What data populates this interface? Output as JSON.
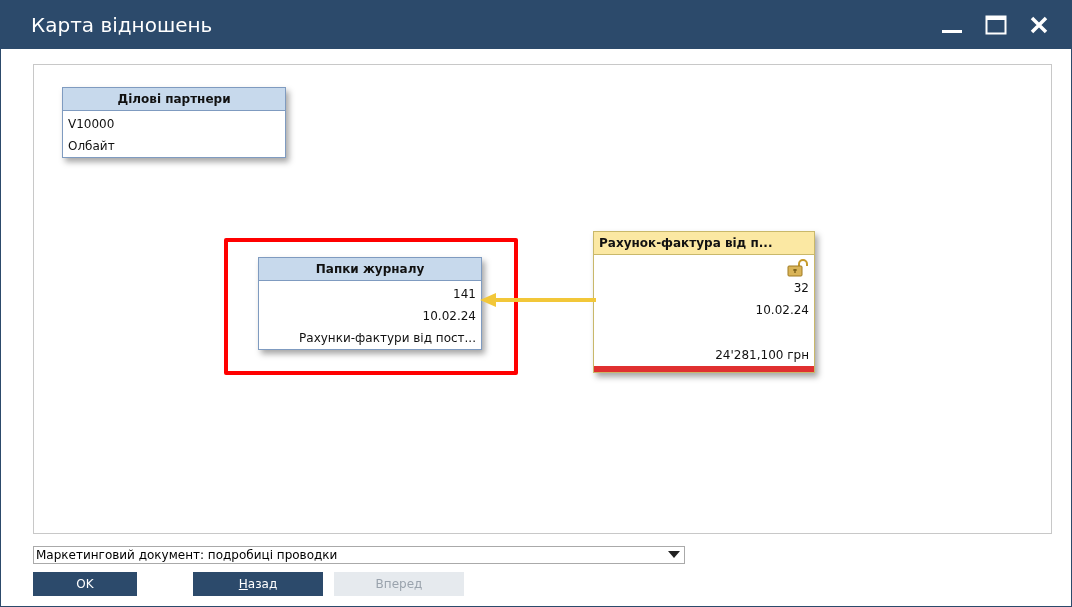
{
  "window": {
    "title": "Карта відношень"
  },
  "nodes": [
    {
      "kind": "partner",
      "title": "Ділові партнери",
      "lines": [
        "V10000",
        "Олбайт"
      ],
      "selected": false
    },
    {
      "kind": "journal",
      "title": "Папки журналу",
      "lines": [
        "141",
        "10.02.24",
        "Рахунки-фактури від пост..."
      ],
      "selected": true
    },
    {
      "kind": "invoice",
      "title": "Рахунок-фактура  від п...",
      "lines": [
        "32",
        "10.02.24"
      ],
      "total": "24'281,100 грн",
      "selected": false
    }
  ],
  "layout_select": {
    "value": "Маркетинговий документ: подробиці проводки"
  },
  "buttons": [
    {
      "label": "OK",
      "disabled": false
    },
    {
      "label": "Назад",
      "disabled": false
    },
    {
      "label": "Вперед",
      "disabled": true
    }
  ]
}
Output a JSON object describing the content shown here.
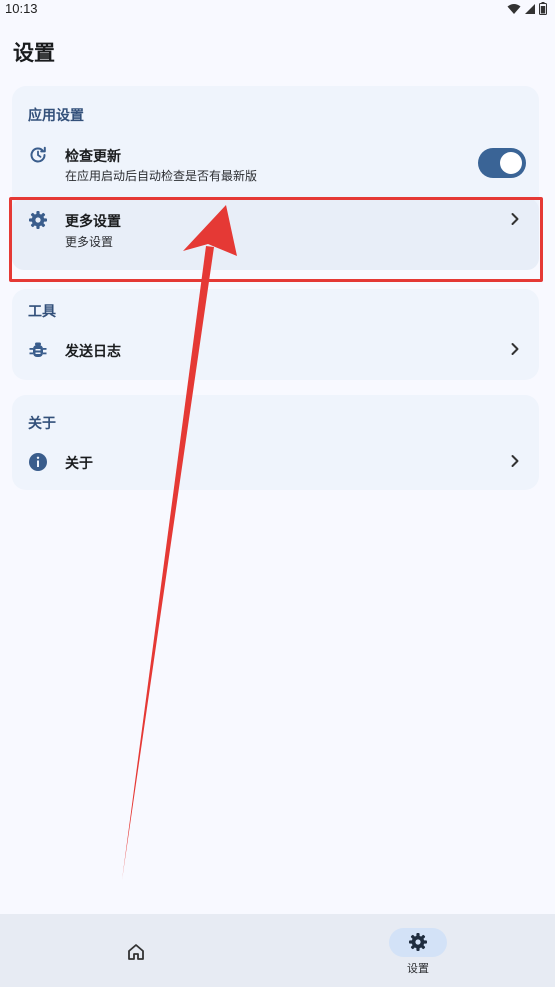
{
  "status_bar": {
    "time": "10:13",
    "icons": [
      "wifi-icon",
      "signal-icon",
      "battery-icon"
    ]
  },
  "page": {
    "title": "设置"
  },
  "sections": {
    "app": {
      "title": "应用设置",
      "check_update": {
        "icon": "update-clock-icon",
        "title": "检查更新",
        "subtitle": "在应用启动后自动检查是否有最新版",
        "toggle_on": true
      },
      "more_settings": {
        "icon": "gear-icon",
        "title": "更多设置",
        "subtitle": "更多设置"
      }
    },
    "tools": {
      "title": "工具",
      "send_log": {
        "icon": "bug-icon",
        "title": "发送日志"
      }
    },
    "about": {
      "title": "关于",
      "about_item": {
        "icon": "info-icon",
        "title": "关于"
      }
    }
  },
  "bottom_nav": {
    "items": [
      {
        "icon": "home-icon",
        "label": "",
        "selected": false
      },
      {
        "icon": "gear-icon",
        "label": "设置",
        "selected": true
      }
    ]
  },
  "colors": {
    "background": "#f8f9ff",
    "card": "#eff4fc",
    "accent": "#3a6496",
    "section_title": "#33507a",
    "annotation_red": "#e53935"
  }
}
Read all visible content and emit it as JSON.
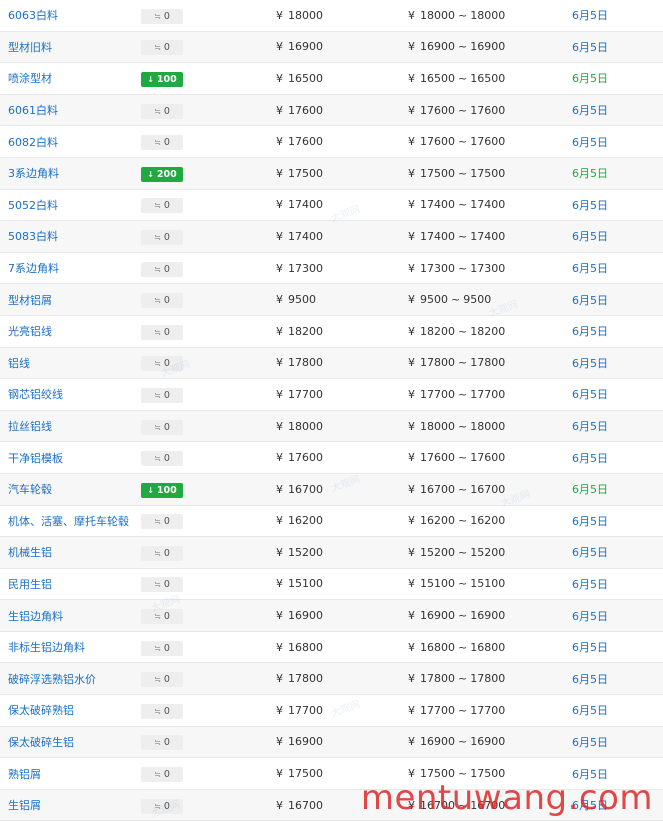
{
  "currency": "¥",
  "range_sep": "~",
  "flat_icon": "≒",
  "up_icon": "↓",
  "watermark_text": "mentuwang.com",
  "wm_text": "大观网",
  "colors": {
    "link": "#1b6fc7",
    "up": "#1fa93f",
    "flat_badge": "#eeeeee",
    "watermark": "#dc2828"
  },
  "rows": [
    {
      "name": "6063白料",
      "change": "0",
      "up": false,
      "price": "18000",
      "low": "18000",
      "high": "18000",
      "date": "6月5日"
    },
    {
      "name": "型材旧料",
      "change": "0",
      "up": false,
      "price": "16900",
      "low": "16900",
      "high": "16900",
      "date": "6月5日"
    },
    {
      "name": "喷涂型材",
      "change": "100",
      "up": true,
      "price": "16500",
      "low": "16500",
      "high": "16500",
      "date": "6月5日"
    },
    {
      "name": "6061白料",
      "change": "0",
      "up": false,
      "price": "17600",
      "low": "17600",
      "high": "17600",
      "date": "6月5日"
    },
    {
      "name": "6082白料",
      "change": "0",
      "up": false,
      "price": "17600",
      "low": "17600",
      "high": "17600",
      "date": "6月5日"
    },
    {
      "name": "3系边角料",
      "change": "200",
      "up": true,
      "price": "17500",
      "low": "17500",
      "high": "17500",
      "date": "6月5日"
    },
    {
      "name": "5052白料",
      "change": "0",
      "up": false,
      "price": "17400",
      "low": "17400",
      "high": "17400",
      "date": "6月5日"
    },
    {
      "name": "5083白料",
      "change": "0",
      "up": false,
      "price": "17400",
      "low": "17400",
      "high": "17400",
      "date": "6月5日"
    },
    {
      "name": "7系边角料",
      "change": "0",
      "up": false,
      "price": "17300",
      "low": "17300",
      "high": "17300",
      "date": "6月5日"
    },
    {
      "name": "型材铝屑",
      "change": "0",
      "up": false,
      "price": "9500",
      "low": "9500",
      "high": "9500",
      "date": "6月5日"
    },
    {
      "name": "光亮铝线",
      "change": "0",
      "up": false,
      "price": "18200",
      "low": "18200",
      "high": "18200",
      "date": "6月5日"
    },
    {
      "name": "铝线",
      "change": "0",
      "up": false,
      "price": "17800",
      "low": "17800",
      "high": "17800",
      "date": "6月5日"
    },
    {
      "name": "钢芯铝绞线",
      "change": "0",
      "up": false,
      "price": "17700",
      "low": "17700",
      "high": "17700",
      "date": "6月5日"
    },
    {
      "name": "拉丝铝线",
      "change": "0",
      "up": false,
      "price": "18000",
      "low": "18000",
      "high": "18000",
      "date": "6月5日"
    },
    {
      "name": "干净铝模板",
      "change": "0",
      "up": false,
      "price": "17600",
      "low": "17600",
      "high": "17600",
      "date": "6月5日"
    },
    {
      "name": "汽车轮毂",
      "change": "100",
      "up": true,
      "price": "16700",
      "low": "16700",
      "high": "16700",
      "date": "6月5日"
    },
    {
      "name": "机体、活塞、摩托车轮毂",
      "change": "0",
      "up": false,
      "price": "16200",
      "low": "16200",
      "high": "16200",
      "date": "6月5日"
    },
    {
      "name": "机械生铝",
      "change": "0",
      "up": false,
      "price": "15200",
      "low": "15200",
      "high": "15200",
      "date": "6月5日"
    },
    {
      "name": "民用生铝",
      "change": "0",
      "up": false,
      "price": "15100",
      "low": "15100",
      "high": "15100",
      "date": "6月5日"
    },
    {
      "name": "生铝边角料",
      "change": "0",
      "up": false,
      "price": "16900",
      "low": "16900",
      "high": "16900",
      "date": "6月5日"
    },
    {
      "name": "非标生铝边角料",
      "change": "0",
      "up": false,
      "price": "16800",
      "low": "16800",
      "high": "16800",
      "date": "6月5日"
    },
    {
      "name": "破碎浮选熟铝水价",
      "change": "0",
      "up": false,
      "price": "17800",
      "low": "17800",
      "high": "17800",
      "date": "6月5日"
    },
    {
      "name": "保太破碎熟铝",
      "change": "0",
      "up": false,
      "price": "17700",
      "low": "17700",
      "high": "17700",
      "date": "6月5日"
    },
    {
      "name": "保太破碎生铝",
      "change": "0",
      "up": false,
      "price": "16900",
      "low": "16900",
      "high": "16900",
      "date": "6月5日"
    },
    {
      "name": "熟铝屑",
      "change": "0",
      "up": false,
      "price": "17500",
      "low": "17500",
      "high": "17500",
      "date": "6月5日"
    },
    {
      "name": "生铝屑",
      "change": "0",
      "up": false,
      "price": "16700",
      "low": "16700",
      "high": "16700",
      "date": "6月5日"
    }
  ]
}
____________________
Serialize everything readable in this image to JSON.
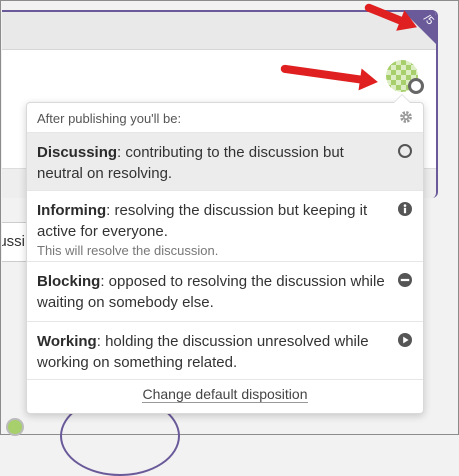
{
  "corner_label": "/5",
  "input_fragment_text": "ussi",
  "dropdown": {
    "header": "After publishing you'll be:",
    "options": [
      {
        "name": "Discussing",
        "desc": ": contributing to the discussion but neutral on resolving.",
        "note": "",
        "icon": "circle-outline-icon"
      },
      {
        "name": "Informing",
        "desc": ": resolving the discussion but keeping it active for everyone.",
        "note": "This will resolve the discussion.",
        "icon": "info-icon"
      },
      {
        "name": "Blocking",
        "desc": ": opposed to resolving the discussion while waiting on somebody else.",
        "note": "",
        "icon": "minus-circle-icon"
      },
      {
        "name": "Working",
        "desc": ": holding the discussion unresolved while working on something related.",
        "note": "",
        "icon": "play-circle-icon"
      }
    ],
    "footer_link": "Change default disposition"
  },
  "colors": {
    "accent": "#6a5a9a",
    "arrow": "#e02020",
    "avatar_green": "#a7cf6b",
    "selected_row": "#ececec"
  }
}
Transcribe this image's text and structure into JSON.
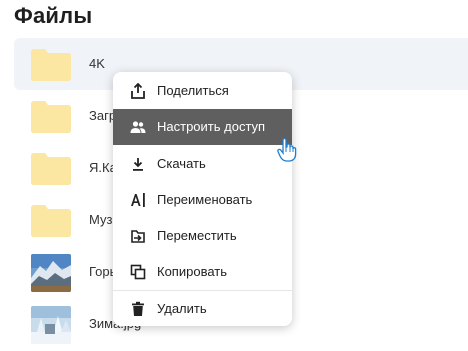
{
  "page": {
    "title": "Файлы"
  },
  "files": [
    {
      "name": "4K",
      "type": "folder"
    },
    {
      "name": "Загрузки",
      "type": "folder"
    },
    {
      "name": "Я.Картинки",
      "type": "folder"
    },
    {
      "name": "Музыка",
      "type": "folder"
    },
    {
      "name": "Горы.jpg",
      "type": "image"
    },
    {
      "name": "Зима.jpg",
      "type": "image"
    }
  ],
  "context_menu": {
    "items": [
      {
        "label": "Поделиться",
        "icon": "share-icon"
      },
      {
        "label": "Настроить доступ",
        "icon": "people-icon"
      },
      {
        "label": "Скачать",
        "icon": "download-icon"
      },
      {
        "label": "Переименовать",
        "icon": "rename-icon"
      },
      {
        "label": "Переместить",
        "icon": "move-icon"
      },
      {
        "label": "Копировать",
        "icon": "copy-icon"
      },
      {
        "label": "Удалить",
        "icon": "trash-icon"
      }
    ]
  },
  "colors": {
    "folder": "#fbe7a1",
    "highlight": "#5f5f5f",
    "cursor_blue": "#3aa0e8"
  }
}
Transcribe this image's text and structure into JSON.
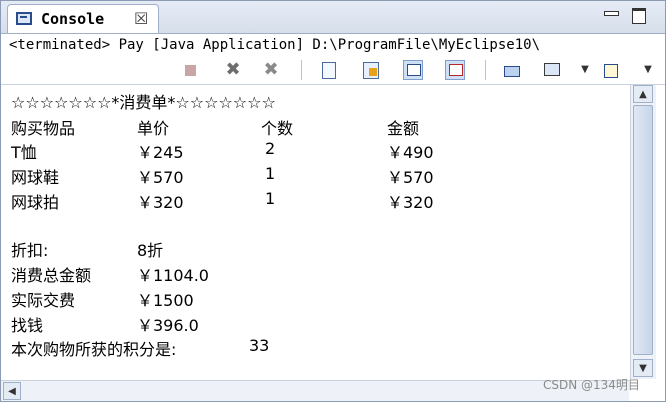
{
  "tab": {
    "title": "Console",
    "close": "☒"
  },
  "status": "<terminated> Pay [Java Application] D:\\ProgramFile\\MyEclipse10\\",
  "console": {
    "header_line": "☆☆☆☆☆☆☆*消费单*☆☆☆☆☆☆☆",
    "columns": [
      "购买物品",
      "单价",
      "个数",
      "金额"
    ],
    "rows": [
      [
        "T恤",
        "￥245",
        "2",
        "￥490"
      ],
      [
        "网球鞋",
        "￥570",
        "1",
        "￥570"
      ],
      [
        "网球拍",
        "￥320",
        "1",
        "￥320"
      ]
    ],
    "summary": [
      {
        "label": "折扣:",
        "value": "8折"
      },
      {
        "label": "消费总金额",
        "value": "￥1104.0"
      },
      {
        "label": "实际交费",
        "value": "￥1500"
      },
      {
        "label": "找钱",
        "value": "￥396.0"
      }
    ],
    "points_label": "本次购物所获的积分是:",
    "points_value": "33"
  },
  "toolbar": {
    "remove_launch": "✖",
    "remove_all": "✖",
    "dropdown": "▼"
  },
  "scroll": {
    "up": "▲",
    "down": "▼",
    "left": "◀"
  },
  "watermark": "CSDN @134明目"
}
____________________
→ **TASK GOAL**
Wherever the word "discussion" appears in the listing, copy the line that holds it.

→ **OUTPUT OF THE EXERCISE**
        "desc": ": contributing to the discussion but neutral on resolving.",
        "desc": ": resolving the discussion but keeping it active for everyone.",
        "note": "This will resolve the discussion.",
        "desc": ": opposed to resolving the discussion while waiting on somebody else.",
        "desc": ": holding the discussion unresolved while working on something related.",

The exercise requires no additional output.